Entries from a dataset of interfaces
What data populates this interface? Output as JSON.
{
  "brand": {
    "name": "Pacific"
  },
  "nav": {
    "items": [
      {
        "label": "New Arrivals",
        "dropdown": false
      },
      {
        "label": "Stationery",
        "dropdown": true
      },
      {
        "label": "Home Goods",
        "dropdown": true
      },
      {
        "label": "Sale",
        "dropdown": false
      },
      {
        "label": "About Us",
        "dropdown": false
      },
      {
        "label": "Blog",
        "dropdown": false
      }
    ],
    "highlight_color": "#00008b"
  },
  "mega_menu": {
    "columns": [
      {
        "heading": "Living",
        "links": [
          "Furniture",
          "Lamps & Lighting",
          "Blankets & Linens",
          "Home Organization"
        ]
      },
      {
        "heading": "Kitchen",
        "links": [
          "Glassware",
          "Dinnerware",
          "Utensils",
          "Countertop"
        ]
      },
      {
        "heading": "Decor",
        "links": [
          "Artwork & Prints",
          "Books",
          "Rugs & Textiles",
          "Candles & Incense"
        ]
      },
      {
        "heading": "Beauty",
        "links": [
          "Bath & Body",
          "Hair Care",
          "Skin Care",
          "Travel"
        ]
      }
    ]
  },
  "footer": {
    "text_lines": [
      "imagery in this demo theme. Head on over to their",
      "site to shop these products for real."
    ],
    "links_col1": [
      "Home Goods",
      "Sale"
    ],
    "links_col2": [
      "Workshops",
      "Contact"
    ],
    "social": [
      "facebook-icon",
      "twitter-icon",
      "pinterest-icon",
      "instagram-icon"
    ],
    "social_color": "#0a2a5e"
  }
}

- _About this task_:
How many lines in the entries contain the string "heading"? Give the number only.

- _Your solution_:
4